While spending several years studying, performing, and recording gamelan with Tunas Mekar, I continued to develop my photography. Increasingly, my photograph eclipsed gamelan, and more and more I was offering my creative self to making pictures. Eventually, I started to realize that the personal and aesthetic discoveries I found in Indonesia and gamelan needed to grow into something more of my own. I enrolled in an MFA program in photography at the Massachusetts College of Art.
During these years playing with Tunas Mekar, I worked on making photographs every week if not everyday, though I never showed them to anybody. It was a very private affair. I decided it was time to know some other photographers. I went to Mass. College of Art to study with Abelardo Morell, Frank Gohlke, and Nicholas Nixon, but found just as much (if not more) from the teachers I knew nothing about before starting — Laura McPhee, Barbara Bosworth, Doug Dubois, Accra Shepp, and Lewis Klahr.
Graduate school was an uphill battle for me. It was challenging, confusing, and often painful.
I had never really shown my pictures to anybody — except my girlfriend — so entering such a competitive and public critique process was hard, to say the least.

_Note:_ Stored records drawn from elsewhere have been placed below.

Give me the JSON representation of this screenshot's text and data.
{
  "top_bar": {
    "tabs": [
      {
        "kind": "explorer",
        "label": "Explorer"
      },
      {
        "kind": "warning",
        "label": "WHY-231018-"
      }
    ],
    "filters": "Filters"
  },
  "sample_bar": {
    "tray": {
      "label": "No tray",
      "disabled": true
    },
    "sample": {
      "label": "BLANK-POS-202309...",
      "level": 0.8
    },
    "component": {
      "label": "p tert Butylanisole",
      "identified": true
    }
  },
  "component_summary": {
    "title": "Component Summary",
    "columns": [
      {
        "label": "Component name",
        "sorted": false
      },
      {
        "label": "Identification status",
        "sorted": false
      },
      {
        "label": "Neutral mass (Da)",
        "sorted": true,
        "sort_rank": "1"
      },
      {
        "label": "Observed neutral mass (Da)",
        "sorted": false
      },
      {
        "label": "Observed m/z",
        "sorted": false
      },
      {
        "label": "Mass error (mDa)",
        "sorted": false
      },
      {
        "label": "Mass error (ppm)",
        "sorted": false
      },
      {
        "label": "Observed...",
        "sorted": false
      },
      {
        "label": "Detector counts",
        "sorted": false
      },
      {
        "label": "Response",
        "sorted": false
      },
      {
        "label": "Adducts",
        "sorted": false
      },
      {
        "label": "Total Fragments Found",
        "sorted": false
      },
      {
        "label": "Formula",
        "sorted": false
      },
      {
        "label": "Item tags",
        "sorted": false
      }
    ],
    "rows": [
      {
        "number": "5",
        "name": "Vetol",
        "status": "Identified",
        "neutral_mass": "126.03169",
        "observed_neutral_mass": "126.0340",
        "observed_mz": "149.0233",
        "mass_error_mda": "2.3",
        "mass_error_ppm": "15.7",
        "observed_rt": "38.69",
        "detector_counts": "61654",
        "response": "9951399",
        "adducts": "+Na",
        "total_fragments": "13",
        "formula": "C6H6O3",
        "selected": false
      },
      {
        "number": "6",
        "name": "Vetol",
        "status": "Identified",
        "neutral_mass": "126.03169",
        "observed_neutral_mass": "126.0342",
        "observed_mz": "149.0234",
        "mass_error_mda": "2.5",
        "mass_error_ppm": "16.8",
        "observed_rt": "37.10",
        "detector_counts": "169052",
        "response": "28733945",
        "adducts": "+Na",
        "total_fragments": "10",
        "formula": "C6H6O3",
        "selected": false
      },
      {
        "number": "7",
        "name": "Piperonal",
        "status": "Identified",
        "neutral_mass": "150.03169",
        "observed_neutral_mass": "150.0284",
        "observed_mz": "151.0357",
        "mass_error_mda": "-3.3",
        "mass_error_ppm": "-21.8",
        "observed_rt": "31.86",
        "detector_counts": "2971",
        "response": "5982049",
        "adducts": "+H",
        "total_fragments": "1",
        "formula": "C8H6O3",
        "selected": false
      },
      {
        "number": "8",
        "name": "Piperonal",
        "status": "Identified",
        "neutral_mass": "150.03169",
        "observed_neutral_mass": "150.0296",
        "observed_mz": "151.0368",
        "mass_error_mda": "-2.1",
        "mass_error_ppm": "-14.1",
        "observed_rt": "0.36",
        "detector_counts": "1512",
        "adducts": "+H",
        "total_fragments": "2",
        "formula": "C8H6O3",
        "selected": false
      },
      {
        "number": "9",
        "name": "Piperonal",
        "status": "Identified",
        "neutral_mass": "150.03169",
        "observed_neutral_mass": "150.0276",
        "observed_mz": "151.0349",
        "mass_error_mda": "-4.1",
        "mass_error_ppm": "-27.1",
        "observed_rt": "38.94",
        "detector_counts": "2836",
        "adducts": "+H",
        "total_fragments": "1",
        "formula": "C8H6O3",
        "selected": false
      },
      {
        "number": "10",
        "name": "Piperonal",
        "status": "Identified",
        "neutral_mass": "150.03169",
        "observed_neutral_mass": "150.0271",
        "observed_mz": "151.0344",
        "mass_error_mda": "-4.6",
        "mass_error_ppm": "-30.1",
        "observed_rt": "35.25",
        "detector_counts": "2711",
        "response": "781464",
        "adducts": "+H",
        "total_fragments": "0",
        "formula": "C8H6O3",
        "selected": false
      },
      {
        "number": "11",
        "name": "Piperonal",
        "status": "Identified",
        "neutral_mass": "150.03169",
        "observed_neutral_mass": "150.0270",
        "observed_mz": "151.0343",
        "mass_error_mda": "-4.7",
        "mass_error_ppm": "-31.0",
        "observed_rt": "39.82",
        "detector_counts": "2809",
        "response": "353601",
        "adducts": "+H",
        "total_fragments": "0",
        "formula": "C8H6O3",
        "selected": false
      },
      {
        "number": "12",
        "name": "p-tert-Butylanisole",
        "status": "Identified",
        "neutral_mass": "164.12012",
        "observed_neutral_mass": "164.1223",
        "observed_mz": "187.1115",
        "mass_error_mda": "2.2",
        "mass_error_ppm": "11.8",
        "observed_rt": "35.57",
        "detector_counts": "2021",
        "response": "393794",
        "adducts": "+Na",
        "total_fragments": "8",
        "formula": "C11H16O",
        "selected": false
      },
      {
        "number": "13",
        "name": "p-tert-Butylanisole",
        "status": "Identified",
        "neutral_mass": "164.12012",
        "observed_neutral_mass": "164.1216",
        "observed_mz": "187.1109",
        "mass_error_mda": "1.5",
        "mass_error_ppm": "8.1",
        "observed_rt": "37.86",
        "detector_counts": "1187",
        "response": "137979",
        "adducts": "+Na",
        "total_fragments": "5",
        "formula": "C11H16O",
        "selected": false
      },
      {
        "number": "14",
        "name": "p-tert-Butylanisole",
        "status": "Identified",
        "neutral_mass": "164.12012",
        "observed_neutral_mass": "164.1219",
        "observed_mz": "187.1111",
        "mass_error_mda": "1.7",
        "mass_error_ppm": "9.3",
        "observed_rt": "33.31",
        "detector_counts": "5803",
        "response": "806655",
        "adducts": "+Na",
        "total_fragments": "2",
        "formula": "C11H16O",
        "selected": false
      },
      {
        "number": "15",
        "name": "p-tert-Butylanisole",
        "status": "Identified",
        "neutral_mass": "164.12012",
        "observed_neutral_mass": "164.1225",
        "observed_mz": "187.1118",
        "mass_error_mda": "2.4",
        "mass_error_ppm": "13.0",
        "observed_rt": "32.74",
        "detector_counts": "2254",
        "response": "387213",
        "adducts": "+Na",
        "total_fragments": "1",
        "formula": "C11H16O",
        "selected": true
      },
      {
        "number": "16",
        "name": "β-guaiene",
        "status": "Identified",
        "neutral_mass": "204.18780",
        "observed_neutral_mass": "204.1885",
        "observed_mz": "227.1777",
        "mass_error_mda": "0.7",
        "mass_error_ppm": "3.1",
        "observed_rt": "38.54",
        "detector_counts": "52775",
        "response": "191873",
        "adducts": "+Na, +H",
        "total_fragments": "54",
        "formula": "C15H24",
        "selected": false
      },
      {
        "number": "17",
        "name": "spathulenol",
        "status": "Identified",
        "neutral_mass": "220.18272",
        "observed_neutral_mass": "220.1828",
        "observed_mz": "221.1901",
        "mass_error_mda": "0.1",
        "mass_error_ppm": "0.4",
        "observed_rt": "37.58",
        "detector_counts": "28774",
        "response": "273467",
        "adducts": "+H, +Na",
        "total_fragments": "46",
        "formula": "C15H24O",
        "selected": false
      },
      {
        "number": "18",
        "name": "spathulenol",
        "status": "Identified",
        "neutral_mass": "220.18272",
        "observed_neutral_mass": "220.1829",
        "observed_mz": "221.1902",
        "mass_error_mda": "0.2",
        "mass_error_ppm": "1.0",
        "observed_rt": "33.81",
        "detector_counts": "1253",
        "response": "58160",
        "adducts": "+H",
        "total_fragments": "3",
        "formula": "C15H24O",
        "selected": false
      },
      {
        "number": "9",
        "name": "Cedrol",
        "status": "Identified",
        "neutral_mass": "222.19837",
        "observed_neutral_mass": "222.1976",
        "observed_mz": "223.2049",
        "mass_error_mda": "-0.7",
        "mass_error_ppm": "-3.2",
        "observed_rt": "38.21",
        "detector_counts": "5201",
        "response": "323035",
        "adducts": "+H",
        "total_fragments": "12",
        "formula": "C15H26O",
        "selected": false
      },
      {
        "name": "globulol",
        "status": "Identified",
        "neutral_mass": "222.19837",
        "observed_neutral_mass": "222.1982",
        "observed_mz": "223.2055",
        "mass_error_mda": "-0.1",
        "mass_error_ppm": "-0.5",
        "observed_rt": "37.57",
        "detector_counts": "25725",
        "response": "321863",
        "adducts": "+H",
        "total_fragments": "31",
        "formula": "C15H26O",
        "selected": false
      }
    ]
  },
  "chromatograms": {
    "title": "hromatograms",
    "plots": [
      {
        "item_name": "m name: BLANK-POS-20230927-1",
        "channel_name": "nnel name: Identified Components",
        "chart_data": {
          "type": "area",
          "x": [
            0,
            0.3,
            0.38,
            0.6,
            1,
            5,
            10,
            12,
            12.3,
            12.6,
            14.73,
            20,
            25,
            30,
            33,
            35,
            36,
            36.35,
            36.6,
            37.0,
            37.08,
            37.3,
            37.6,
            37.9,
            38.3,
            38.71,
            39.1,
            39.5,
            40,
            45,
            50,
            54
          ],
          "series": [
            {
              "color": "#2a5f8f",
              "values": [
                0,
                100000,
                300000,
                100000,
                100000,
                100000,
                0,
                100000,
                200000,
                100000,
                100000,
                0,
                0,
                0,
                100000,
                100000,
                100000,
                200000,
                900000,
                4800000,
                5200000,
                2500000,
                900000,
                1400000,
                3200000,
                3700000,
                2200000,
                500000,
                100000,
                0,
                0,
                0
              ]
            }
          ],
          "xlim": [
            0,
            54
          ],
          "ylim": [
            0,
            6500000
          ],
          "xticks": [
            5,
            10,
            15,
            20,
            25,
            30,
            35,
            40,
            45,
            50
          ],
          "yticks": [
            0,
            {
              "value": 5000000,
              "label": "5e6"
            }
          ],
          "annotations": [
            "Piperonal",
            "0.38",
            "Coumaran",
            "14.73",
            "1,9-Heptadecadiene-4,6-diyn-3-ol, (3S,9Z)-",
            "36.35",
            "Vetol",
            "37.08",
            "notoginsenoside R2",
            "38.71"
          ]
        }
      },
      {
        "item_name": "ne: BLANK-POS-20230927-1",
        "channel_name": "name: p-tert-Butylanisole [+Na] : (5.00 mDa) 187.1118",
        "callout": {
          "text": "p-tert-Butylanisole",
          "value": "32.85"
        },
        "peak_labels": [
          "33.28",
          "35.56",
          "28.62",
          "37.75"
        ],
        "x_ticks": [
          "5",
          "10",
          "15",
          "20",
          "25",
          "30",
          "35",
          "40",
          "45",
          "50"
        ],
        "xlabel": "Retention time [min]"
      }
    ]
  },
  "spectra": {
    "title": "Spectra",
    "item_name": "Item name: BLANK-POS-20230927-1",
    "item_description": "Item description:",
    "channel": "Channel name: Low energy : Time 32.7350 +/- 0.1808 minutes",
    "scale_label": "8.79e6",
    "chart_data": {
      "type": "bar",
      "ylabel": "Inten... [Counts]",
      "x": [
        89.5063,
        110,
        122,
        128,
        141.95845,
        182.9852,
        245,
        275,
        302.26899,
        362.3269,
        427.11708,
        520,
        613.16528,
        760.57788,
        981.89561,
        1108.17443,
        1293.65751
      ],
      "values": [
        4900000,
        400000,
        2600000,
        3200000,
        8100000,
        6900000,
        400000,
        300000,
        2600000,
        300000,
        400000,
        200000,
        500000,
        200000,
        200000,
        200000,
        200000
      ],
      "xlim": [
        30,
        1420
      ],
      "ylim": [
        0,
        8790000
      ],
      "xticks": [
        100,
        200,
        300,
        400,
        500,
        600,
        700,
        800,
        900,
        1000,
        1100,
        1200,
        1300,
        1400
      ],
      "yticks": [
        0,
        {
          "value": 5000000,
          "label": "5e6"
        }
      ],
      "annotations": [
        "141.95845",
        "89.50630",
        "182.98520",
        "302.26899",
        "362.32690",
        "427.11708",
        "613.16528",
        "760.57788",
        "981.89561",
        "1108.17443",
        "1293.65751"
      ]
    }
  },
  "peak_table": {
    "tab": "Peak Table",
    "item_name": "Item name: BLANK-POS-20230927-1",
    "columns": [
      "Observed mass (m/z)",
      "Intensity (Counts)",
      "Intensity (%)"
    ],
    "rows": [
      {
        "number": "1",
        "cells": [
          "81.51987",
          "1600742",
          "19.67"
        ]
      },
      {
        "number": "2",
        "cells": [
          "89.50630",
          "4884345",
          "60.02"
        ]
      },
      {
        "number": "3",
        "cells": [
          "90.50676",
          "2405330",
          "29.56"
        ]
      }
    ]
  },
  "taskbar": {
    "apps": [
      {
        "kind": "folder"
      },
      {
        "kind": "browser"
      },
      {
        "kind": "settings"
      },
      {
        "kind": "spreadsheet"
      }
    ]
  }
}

I survived my two years, and made many discoveries in photography I never thought possible. It difficult but I dug deeply, and found out more about myself. I completed a thesis exhibition, Familiar Windows. This was a series of photographs made mostly around my home. The pictures were all photographs of windows, in some capacity or another, but the windows were often metaphors about looking inside and outside myself. It was inspired in part by James Joyce:
Diaphane, a diaphane. If you can put your five fingers through it it is a gate, if not a door. Shut your eyes and see.